Dataset records
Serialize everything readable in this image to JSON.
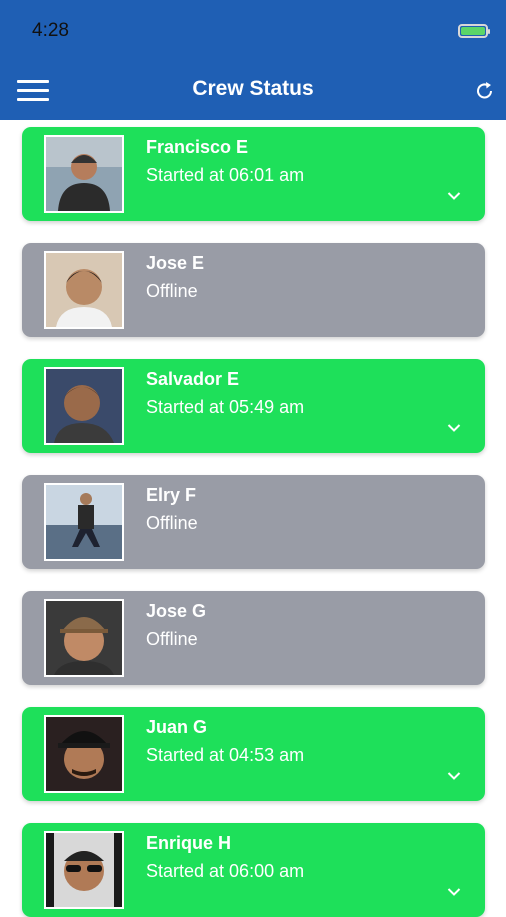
{
  "status_bar": {
    "time": "4:28"
  },
  "header": {
    "title": "Crew Status"
  },
  "crew": [
    {
      "name": "Francisco E",
      "status": "Started at 06:01 am",
      "state": "active"
    },
    {
      "name": "Jose E",
      "status": "Offline",
      "state": "offline"
    },
    {
      "name": "Salvador E",
      "status": "Started at 05:49 am",
      "state": "active"
    },
    {
      "name": "Elry F",
      "status": "Offline",
      "state": "offline"
    },
    {
      "name": "Jose G",
      "status": "Offline",
      "state": "offline"
    },
    {
      "name": "Juan G",
      "status": "Started at 04:53 am",
      "state": "active"
    },
    {
      "name": "Enrique H",
      "status": "Started at 06:00 am",
      "state": "active"
    }
  ],
  "colors": {
    "active": "#1ee05a",
    "offline": "#999ca6",
    "header": "#1f5fb4"
  },
  "icons": {
    "menu": "hamburger-menu-icon",
    "refresh": "refresh-icon",
    "expand": "chevron-down-icon"
  }
}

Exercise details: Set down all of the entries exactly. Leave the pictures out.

Response to the task:
Serialize everything readable in this image to JSON.
{
  "status_bar": {
    "time": "4:28"
  },
  "header": {
    "title": "Crew Status"
  },
  "crew": [
    {
      "name": "Francisco E",
      "status": "Started at 06:01 am",
      "state": "active"
    },
    {
      "name": "Jose E",
      "status": "Offline",
      "state": "offline"
    },
    {
      "name": "Salvador E",
      "status": "Started at 05:49 am",
      "state": "active"
    },
    {
      "name": "Elry F",
      "status": "Offline",
      "state": "offline"
    },
    {
      "name": "Jose G",
      "status": "Offline",
      "state": "offline"
    },
    {
      "name": "Juan G",
      "status": "Started at 04:53 am",
      "state": "active"
    },
    {
      "name": "Enrique H",
      "status": "Started at 06:00 am",
      "state": "active"
    }
  ],
  "colors": {
    "active": "#1ee05a",
    "offline": "#999ca6",
    "header": "#1f5fb4"
  },
  "icons": {
    "menu": "hamburger-menu-icon",
    "refresh": "refresh-icon",
    "expand": "chevron-down-icon"
  }
}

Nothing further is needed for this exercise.